Autistic children endure a lot of ‘behaviour analysis,’ usually done by non-autistic people who are not trained to interpret autistic behaviour and motivation.
There are far too many examples of autistic people being arrested or sectioned, let alone reprimanded or ostracised, for having a meltdown—a reaction to difficulty and stress that is normal to our way of being, but not nearly well enough understood by others.
“When an academic writes accurately about aspects of autistic lived experience in their research, some people grumble. “All they needed to do was ask me and I would have told them,” some will say.”
The next time you are tempted to tell an Autistic person their interest is silly, trivial, a waste of time, weird, or pointless, stop—and remember why we love what we love.
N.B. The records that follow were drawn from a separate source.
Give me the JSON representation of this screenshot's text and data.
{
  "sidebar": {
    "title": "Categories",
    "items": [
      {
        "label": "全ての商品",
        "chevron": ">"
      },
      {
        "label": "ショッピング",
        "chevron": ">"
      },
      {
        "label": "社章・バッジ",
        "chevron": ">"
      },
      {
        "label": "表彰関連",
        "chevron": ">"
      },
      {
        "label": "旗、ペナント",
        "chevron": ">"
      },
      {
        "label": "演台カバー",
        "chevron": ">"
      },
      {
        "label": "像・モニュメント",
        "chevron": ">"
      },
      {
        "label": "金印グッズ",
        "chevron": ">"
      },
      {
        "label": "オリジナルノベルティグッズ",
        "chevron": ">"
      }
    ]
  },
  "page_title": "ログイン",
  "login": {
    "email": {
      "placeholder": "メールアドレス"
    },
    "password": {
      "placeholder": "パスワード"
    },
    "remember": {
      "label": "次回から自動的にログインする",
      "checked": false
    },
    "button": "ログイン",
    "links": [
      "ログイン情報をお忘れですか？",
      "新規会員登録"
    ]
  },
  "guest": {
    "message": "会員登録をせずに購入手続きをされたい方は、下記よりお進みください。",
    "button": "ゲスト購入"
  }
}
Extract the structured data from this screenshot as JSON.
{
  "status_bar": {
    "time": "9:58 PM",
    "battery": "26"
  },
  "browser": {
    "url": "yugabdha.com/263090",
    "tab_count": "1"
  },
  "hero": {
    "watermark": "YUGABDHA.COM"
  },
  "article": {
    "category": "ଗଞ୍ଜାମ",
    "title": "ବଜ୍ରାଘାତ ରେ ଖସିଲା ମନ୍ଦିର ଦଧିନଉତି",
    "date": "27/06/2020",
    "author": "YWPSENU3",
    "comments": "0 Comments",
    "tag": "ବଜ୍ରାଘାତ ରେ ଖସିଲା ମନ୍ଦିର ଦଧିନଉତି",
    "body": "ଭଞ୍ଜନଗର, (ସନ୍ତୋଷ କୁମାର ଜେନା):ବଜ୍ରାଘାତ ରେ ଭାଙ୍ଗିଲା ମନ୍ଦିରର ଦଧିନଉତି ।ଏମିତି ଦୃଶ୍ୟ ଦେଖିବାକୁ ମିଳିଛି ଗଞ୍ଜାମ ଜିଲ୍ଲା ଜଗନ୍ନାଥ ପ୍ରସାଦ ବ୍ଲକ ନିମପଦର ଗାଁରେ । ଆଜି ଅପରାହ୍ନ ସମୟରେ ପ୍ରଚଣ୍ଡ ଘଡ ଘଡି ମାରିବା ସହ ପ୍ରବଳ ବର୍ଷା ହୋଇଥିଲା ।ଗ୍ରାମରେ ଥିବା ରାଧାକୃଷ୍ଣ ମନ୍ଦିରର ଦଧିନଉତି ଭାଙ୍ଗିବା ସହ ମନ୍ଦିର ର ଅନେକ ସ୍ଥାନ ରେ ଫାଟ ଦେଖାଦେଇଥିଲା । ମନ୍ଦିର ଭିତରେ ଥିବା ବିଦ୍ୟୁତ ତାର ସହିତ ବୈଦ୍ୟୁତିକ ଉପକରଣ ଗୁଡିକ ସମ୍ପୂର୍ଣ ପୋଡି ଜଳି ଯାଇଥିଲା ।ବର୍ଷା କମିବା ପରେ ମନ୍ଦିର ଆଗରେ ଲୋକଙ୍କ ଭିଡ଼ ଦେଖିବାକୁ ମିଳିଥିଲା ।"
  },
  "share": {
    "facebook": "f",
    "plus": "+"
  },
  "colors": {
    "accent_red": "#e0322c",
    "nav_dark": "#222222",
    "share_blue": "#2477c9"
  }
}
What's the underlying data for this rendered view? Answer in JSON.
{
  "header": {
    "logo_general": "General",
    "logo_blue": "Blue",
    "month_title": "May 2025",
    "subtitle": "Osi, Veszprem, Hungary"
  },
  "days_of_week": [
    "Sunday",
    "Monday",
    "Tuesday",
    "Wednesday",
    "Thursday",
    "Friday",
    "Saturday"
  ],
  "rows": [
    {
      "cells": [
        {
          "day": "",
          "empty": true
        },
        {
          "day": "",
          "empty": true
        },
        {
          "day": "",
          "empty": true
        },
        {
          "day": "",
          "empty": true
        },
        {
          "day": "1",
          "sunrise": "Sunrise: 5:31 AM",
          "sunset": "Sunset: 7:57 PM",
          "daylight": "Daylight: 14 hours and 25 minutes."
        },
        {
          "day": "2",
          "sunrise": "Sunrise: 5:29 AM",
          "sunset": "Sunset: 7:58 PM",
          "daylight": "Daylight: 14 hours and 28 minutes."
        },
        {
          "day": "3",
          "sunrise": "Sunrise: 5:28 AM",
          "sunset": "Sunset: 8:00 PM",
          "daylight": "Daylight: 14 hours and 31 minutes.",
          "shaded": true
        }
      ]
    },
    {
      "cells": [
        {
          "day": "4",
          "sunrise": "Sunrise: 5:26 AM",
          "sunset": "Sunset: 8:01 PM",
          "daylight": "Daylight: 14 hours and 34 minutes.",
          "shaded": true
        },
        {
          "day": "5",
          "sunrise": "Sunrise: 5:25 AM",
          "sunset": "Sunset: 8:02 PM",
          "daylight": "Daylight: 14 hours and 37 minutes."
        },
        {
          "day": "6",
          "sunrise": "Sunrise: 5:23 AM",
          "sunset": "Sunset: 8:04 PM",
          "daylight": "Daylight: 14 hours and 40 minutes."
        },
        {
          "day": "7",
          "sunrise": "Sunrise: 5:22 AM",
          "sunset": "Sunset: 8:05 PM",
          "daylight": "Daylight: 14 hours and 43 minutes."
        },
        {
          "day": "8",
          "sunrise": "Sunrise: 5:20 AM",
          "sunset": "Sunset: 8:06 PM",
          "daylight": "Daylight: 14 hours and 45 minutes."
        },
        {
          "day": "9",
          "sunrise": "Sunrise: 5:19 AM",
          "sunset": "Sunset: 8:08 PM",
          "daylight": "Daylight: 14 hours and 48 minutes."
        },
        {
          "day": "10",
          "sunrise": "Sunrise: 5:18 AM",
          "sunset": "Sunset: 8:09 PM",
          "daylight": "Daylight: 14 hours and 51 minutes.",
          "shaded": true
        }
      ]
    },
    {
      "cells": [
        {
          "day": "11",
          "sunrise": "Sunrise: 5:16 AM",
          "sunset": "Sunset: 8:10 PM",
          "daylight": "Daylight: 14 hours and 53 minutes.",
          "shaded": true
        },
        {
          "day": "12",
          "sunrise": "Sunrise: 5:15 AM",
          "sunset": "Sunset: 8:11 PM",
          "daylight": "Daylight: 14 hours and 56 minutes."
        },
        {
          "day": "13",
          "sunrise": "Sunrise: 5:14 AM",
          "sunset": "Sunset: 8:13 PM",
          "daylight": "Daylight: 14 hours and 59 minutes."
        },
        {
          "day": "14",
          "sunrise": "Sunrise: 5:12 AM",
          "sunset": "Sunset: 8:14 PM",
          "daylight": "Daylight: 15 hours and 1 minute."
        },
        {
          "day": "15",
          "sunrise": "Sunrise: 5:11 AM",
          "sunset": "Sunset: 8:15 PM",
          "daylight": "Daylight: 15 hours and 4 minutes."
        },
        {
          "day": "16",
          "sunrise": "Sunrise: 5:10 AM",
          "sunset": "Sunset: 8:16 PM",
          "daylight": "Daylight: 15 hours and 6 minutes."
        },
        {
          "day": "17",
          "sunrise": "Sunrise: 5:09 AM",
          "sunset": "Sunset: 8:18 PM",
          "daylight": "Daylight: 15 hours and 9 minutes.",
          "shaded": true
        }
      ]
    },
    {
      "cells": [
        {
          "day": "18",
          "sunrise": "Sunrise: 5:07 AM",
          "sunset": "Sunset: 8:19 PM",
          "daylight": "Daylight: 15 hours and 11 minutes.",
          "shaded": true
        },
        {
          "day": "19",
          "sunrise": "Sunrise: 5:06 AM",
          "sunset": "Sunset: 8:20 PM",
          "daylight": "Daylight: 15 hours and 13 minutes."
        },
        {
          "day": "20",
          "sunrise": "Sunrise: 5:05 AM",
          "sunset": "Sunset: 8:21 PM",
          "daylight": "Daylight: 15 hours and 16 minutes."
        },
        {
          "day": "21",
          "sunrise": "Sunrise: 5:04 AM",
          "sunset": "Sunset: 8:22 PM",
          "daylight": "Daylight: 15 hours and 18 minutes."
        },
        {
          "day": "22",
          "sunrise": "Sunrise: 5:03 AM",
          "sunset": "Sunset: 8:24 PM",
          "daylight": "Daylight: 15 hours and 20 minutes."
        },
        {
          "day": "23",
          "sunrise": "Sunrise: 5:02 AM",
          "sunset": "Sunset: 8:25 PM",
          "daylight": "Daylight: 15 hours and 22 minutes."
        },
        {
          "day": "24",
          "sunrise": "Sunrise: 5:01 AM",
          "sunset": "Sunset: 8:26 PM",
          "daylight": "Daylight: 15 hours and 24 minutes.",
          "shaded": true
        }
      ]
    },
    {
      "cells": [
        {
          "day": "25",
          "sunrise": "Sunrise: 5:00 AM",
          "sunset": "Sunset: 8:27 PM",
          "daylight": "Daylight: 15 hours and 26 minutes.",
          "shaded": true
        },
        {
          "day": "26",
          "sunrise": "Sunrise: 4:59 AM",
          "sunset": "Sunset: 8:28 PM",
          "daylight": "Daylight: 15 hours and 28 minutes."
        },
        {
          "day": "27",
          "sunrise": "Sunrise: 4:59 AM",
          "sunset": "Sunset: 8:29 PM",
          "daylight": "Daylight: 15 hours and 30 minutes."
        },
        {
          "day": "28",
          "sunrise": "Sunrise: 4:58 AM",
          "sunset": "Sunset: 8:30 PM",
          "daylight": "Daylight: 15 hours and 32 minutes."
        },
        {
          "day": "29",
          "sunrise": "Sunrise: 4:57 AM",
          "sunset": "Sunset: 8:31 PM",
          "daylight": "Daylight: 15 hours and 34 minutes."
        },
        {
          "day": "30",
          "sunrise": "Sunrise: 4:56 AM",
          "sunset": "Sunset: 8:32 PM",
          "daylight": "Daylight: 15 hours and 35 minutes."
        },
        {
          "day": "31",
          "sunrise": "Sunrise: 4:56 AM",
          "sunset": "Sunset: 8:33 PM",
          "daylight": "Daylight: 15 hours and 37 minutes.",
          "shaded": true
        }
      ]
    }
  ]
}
We are somebody, too, and we must be respected, protected, and never rejected.
It’s important to remember that when an autistic person is struggling or having aggression, they are not being “bad” or trying to do something to you personally—even though it can feel like that, especially if they’re screaming at you or making you angry.
When you help me cope with a meltdown and when you help create an environment that helps me avoid meltdowns, you are helping to build a kinder, gentler world that has room for everyone, no matter what kind of nervous system they have.
Sometimes people try to get your attention by doing things that can appear to be aggressive, but they’re really saying, “I have a problem, and I need help.”
How many anxious people are not getting helped because access to mental health services is blocked by the lack of accommodation for the very issue that brings them seeking services in the first place?